	<h2>Some Slide</h2>

	<aside class="notes">
		Oh hey, these are some notes. They'll be hidden in your presentation, but you can see them if you open the speaker notes window (hit 's' on your keyboard).

Server Side Speaker Nodes

In some cases it can be desirable to run notes on a separate device from the one you're presenting on. The Node.js-based notes plugin lets you do this using the same note definitions as its client side counterpart. Include the requried scripts by adding the following dependencies:

{ src: '/', async: true },
{ src: 'plugin/notes-server/client.js', async: true }

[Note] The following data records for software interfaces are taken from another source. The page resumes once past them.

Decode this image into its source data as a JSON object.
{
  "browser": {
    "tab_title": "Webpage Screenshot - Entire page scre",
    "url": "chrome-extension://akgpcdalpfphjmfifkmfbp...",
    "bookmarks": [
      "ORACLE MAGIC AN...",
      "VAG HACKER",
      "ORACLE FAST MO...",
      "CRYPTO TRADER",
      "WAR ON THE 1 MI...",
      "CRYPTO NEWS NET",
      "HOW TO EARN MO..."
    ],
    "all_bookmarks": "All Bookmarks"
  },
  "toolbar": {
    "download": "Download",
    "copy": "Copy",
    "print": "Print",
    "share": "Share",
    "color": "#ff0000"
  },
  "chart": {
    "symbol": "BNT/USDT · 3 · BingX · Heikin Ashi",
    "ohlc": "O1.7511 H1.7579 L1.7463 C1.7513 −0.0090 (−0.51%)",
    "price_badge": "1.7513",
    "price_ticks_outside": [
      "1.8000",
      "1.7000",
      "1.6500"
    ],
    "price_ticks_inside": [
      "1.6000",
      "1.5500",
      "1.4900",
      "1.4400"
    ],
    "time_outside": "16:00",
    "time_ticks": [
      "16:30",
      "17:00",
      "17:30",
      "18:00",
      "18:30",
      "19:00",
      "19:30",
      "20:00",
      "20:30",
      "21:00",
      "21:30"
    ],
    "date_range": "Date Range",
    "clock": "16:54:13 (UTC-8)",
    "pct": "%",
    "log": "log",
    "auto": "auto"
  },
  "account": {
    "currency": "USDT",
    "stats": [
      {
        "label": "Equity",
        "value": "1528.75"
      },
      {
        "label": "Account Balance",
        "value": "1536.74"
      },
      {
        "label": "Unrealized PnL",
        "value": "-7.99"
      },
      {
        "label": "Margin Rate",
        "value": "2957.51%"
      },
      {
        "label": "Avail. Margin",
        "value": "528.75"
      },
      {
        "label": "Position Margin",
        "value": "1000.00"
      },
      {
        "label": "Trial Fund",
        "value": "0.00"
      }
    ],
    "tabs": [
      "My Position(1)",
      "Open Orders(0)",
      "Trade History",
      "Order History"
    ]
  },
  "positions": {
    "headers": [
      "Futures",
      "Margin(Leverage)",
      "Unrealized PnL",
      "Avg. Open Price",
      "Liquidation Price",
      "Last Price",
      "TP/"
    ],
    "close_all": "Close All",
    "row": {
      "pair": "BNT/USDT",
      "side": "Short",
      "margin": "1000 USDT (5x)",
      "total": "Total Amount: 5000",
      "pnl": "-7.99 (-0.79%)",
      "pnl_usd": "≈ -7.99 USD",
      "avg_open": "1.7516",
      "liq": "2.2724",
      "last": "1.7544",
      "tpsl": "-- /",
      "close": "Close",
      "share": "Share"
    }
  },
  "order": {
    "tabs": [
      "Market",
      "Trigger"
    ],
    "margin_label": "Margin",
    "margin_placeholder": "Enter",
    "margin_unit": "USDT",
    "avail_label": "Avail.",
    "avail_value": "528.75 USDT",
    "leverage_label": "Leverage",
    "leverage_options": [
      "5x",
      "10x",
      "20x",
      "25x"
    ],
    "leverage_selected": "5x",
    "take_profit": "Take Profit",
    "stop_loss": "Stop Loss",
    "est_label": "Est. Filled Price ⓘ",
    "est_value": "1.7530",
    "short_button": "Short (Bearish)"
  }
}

  1. Install Node.js
  2. Run npm install
  3. Run node plugin/notes-server

Development Environment

reveal.js is built using the task-based command line build tool grunt.js (installation instructions). With Node.js and grunt.js installed, you need to start by running npm install in the reveal.js root. When the dependencies have been installed you should run grunt watch to start monitoring files for changes.

If you want to customise reveal.js without running grunt.js you can alter the HTML to point to the uncompressed source files (css/reveal.css & js/reveal.js).

Folder Structure

  • css/ Core styles without which the project does not function
  • js/ Like above but for JavaScript
  • plugin/ Components that have been developed as extensions to reveal.js
  • lib/ All other third party assets (JavaScript, CSS, fonts)


MIT licensed

Copyright (C) 2011-2012 Hakim El Hattab,